About the Book (Backcover Blurb):
Pride, prejudice and forgiveness…
Hampton Hall’s new owner has the villagers of St. Hampton Heath all aflutter–all except Lavinia Ellison. The reverend’s daughter cares for those who are poor and sick, and the seventh Earl of Hawkesbury definitely does not meet that criteria. His refusal to take his responsibilities seriously, or even darken the door of the church, leave her convinced he is as arrogant and reckless as his brother–his brother who stole the most important person in Lavinia’s world.
Nicholas Stamford is shadowed by guilt: his own, his brother’s, the legacy of war. A perfunctory visit to this dreary part of Gloucestershire wasn’t supposed to engage his heart, or his mind. Challenged by Miss Ellison’s fascinating blend of Bluestocking opinions, hoydenish behavior, and angelic voice, he finds the impossible becoming possible–he begins to care. But Lavinia’s aloof manner, society’s opposition and his ancestral obligations prove most frustrating, until scandal forces them to get along.

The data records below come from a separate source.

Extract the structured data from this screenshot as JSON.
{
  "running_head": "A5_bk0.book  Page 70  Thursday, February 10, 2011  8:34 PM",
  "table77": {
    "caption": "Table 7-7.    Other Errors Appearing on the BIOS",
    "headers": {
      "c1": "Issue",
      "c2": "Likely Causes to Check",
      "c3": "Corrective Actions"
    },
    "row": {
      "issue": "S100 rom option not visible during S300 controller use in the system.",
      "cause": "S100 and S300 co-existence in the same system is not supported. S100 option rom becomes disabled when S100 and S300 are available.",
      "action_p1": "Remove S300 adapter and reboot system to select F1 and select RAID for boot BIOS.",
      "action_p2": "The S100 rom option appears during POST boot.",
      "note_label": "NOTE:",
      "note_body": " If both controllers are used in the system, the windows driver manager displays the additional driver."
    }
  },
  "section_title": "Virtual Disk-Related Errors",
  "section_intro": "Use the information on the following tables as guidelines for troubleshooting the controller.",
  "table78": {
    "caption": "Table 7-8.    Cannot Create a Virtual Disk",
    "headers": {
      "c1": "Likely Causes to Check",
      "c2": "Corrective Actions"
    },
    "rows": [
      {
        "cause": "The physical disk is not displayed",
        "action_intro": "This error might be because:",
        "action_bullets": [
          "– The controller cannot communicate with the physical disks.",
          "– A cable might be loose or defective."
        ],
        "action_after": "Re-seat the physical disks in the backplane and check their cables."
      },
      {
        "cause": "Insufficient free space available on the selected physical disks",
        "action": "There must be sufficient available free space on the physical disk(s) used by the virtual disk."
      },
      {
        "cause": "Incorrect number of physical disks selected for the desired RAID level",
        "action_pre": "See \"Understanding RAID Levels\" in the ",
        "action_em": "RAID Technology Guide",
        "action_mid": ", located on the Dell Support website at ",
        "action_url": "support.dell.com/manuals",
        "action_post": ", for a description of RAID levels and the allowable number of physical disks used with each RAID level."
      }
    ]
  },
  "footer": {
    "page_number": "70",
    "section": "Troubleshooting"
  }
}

Can Lavinia and Nicholas look beyond painful pasts and present prejudice to see their future? And what will happen when Lavinia learns a family secret that alters everything she’s ever known?
Why I Choose this Book:
I originally ignored the offer to review this book as it looked too romantic for my tastes. After considering it though, and having it pitched to me with a Jane Austen angle, I reconsidered. Cause, Jane Austen. I very much disliked her work for years, but then was won over by her witty banter. I figured The Elusive Miss Ellison might prove to be the same way.
What I Thought about this Book:
Apparently I kinda forgot what it was like to read a book that’s main plot is romance, and it’s a bit more tedious than I had remembered. I’m all for a light dosage of romance in books, cause that’s realistic. But when it’s the whole plot? Well….
I am happy to say that the author did an okay job of not making the focus of the romance be totally on the outward appearances (although there was more of that than I would have liked). The author did a good job of keeping it fairly safe and non-detailed (for the most part). And, another good point for the author goes to the fact that there was a lot of good, useful Biblical teachings sprinkled throughout the book. They were presented in such a way that it didn’t feel preachy, and yet they gave the book purpose.
Overall I didn’t not like the book. In fact, I enjoyed parts of it, and it did keep me wanting to find out what happened next. Then came the plot twist – and well, the plot twist wasn’t really my cup of tea. It kinda left me shaking my head, and wondering why it had been added.
The character development was pretty good throughout the book. The characters were (for the most part) believable, and I also liked the main characters. The book very much had a Jane Austen feel to it, which was fun.
So, this isn’t a book that I will probably re-read, nor is it one that I would necessarily recommend, but I don’t not recommend it either. It was a breezy read with some good components.
I’m giving The Elusive Miss Ellison 3 out of 5 stars, and 4 out of 10.
*I received this book from Litfuse